Wherever a line in the data holds the word "right", pull that line out.

[Opening SOURCE DATA section]

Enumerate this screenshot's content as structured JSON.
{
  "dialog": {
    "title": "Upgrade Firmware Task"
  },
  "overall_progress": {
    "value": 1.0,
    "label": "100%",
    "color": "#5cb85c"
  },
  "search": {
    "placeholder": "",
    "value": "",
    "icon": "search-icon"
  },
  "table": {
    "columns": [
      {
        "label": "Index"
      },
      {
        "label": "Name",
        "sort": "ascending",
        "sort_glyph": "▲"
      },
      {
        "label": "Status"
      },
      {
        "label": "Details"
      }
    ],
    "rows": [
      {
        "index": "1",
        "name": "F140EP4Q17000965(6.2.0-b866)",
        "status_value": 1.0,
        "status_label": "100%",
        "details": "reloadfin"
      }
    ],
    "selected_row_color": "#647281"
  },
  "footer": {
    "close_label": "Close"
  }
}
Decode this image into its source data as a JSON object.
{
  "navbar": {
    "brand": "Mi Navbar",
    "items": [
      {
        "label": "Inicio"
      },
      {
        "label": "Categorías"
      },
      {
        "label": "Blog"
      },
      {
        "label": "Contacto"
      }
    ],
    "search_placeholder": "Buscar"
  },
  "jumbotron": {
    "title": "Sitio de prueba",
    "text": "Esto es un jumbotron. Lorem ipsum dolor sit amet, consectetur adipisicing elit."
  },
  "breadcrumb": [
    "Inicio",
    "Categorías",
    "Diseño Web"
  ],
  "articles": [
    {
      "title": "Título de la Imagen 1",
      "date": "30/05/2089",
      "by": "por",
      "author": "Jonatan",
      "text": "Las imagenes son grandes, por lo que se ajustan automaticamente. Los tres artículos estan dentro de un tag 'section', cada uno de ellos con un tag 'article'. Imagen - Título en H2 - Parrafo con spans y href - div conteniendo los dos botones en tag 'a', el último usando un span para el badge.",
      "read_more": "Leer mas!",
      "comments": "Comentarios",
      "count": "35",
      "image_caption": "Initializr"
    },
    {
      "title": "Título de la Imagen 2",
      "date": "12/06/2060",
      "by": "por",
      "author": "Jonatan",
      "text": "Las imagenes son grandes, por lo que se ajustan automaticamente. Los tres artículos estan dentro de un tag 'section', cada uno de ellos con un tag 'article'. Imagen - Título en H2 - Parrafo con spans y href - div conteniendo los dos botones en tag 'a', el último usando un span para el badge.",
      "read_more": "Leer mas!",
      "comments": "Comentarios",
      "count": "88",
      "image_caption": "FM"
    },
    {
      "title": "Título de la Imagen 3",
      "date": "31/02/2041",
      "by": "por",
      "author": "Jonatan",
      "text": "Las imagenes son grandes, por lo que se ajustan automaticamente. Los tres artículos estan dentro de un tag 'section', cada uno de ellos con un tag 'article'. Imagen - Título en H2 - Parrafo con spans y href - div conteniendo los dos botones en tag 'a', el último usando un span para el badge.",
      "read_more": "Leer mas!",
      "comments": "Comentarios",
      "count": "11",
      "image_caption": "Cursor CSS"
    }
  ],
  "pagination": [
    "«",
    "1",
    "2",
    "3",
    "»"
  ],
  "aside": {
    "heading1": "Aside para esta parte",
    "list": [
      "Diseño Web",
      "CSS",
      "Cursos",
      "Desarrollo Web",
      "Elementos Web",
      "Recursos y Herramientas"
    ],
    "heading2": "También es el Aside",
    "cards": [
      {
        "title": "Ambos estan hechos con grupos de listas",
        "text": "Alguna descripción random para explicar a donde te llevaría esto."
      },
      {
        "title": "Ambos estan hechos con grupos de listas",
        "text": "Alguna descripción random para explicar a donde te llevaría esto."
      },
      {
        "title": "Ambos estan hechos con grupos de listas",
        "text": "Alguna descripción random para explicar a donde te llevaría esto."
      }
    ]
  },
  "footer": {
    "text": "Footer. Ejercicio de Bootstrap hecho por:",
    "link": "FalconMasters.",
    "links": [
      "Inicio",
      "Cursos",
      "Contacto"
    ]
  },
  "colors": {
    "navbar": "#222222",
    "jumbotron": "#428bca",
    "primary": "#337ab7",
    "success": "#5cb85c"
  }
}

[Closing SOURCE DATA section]
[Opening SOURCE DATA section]

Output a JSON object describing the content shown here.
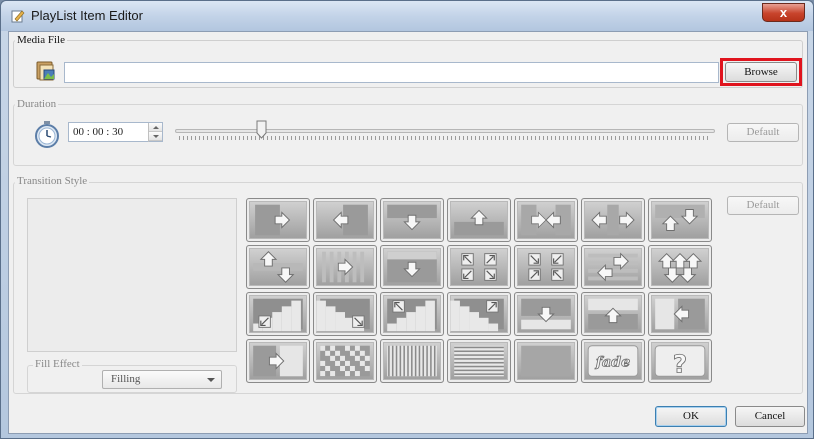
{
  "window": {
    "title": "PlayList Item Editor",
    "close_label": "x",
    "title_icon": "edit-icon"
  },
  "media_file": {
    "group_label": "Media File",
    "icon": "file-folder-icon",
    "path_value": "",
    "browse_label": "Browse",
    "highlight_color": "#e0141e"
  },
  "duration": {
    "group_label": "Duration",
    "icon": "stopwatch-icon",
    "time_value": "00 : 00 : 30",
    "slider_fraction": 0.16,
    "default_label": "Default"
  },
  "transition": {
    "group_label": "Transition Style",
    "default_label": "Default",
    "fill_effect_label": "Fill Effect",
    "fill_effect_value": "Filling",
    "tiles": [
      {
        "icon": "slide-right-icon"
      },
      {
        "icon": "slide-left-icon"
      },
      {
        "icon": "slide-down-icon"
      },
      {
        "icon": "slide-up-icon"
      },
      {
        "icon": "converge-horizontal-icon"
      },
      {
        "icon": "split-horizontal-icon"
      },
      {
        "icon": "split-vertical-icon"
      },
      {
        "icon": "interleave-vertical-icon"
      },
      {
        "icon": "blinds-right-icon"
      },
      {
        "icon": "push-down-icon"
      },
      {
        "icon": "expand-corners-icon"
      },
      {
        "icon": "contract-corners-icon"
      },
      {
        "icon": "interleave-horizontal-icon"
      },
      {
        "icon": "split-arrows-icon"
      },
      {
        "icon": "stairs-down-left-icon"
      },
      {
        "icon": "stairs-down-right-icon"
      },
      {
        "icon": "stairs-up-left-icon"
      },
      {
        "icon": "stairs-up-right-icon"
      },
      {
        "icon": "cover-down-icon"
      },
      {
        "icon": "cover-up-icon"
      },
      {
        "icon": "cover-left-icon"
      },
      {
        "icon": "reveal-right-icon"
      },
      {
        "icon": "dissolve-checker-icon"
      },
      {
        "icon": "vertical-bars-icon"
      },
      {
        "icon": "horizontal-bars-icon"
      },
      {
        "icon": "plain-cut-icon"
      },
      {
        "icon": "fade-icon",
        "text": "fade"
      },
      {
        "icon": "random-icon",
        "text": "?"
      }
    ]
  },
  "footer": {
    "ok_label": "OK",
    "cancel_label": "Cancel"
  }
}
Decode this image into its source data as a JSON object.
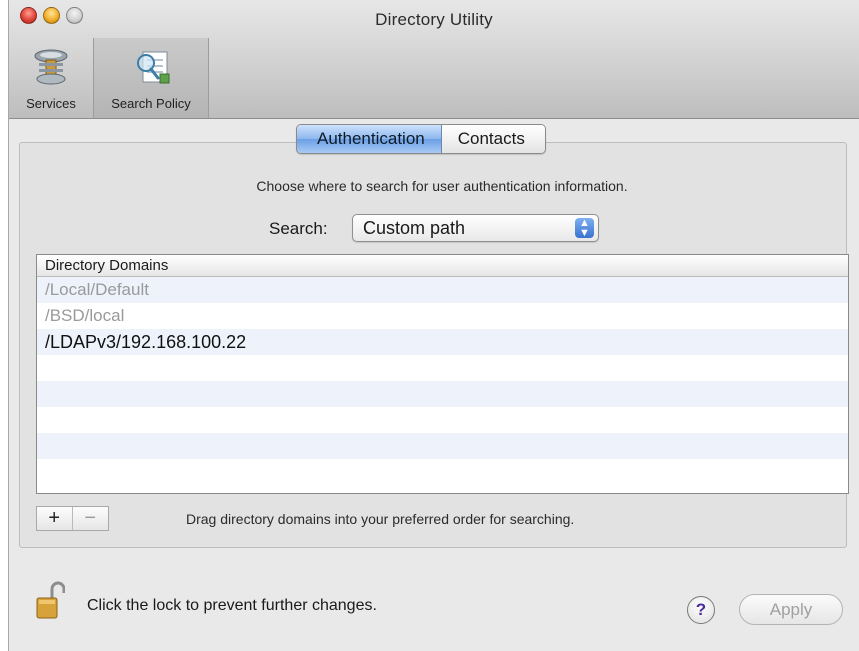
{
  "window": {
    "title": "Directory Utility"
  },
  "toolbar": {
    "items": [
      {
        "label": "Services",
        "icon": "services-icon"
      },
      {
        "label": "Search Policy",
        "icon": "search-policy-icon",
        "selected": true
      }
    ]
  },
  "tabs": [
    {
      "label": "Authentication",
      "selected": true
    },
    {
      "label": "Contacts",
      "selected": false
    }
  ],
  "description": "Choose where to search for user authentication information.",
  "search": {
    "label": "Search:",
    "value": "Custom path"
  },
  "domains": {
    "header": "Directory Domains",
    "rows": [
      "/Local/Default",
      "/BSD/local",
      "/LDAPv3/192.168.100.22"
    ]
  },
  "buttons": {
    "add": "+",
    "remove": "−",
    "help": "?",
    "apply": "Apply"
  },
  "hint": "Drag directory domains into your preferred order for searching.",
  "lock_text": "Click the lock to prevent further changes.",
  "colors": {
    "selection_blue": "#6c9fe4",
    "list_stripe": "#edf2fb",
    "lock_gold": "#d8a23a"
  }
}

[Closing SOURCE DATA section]

**OUTPUT BELOW**
        "icon": "slide-right-icon"
        "icon": "blinds-right-icon"
        "icon": "stairs-down-right-icon"
        "icon": "stairs-up-right-icon"
        "icon": "reveal-right-icon"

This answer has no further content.